Advanced use of hash codes in Java

In this section, I want to go beyond the standard Java collections framework for some fairly specialised uses. In most cases, the standard collections will serve you extremely well. In particular, HashMap is a very versatile class, and its Java 5 brother ConcurrentHashMap provides an easy-to-use, high-concurrency data structure that suits many uses.

However, the 32-bit hash codes used in Java collections such as HashMap, HashSet etc do have some limitations. A key limitation is that in the standard Java implementation, hash codes do not uniquely identify an object. They simply narrow down the choice of matching items, but it is expected that in normal use, there is a good chance that several objects will share the same hash code. When looking for a key in a map or set, the fields of the actual key object must therefore be compared to confirm a match.

In some cases, we need to store the keys in a hash map or the items in a set. For example, if we want to be able to iterate over the keys or objects, then keeping them in the hash map or set is pretty much the only option. But if all we require are lookups and testing for the presence of those keys or objects, then in some cases we can rely on just the hash codes without storing the corresponding keys or objects in the map or set.

As we'll see over the next few pages, the main principle for this to work is to use stronger hash codes which not only narrow down the choice of keys or objects, but can uniquely identify them to all intents and purposes.
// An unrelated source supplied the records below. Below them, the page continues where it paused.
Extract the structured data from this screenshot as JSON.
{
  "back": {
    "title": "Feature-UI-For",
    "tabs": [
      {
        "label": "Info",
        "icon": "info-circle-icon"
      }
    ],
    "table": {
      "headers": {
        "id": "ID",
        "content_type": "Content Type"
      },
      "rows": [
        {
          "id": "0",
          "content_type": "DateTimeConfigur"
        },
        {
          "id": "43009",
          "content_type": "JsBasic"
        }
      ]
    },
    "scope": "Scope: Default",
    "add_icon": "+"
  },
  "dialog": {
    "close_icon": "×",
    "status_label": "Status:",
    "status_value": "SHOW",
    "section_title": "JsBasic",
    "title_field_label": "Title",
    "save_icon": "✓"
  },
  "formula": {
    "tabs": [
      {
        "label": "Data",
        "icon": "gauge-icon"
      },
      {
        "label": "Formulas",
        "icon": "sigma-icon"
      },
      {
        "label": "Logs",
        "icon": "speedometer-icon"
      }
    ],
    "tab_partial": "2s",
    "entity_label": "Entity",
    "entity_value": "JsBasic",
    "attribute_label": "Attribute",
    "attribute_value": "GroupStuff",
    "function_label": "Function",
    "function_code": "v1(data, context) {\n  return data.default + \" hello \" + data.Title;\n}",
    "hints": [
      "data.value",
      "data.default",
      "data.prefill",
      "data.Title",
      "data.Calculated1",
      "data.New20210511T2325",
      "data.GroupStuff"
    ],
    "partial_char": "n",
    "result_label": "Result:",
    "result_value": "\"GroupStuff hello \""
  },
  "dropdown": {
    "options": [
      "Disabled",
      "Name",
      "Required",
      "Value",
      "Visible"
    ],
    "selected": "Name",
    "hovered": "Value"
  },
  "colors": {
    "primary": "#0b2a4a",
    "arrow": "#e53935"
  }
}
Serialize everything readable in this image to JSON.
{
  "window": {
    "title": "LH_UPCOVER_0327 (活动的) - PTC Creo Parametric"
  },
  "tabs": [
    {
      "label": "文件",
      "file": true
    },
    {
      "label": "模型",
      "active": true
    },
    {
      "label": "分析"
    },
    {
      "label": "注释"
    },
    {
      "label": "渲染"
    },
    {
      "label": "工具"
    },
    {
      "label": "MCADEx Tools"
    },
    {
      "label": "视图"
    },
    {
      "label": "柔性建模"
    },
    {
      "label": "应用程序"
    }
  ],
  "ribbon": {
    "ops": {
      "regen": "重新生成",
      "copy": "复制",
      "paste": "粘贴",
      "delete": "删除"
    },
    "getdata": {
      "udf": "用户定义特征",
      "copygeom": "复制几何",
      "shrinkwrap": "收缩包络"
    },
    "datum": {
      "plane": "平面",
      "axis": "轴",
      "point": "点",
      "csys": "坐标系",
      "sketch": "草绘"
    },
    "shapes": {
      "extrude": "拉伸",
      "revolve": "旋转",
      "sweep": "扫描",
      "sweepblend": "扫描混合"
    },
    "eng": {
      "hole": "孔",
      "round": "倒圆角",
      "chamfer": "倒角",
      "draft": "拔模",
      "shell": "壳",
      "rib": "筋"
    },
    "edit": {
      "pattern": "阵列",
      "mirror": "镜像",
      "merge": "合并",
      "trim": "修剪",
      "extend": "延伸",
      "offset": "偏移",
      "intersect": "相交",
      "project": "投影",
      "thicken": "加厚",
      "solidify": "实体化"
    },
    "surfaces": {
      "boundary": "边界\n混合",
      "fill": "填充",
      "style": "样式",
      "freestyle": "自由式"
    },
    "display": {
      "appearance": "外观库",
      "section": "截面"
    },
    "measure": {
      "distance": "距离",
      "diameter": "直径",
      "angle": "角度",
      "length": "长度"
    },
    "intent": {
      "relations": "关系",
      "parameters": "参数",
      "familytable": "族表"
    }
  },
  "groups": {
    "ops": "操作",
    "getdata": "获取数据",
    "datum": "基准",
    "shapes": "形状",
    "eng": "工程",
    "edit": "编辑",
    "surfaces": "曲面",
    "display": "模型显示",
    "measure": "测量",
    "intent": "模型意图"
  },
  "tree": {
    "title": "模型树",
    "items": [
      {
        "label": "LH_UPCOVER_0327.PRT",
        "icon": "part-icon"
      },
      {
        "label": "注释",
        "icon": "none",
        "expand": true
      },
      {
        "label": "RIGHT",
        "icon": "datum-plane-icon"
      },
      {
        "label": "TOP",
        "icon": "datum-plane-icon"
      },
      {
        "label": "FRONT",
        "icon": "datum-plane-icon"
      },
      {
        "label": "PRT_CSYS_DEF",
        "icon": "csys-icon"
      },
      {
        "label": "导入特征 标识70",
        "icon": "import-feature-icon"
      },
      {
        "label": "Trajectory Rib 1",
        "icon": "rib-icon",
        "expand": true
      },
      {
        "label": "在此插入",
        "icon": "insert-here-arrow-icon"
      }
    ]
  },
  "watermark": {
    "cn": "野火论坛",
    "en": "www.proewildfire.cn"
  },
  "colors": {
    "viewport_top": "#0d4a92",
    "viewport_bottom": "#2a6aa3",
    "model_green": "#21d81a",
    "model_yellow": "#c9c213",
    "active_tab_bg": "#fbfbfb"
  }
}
This has a few implications:

To understand how these works, it's first worth understanding a few brief statistics about hash codes.